Stored items:
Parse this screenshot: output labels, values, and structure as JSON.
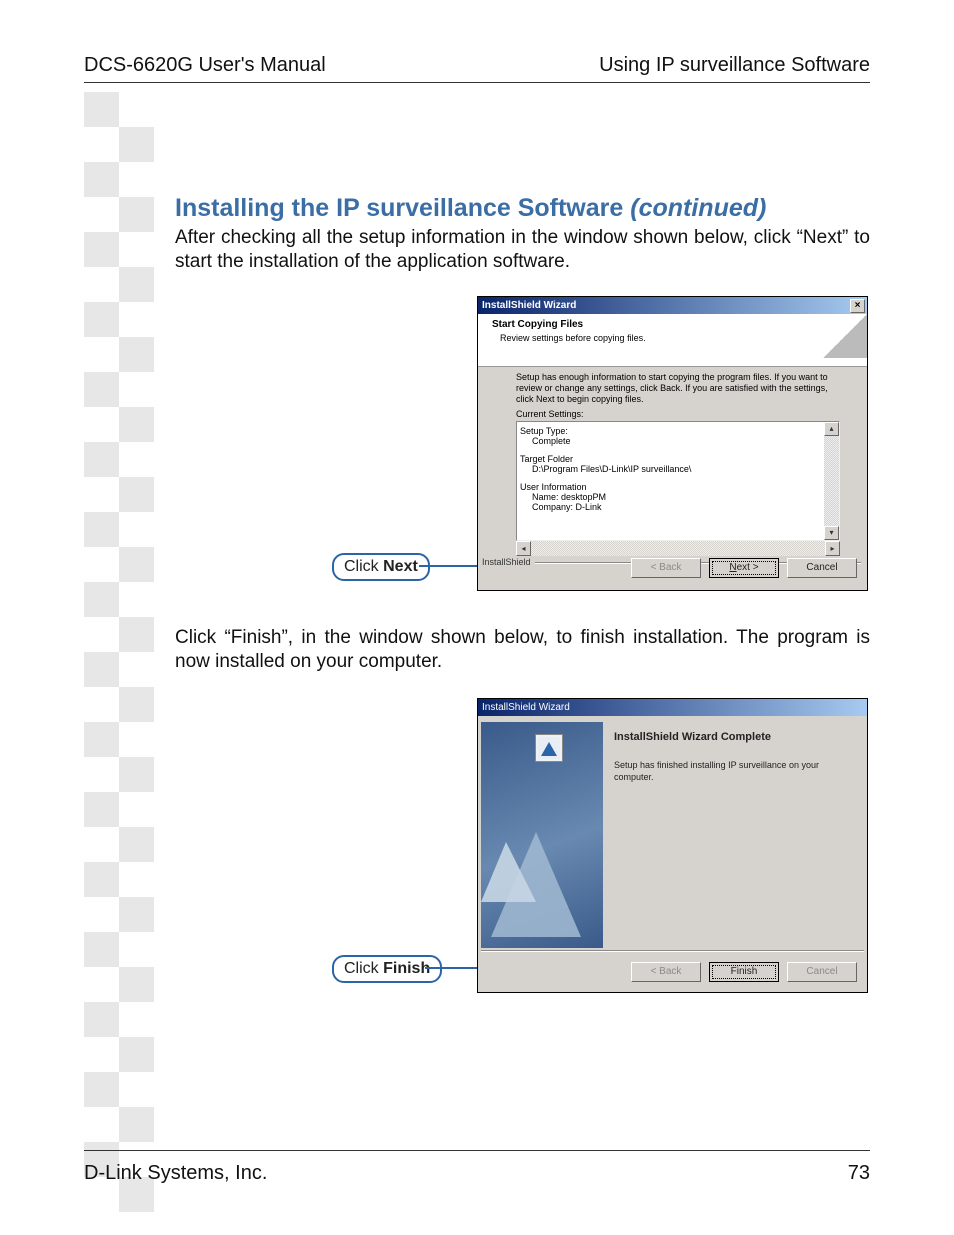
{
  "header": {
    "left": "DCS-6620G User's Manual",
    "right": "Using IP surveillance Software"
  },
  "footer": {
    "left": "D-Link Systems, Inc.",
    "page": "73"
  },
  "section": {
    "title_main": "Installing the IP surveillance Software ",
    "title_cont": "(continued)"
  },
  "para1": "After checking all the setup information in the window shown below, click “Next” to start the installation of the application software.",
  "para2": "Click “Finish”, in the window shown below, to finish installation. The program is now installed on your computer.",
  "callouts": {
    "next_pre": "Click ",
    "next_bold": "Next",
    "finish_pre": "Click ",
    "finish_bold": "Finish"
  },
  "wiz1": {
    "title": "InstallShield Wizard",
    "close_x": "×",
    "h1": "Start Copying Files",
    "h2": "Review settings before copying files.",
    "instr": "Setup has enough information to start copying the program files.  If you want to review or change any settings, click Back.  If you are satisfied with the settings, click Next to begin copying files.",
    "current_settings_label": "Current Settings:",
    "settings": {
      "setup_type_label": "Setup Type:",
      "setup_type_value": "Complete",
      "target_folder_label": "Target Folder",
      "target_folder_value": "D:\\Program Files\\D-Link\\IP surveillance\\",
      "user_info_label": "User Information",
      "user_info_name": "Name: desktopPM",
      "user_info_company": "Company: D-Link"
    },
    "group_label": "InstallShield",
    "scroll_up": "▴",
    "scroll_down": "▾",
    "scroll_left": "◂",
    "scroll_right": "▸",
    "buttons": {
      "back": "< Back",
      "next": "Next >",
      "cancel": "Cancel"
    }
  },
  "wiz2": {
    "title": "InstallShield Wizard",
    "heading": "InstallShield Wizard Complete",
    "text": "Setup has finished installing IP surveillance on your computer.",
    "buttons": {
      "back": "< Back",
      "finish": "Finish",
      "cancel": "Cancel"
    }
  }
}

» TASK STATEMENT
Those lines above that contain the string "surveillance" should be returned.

» YOUR RESPONSE
    "right": "Using IP surveillance Software"
    "title_main": "Installing the IP surveillance Software ",
      "target_folder_value": "D:\\Program Files\\D-Link\\IP surveillance\\",
    "text": "Setup has finished installing IP surveillance on your computer.",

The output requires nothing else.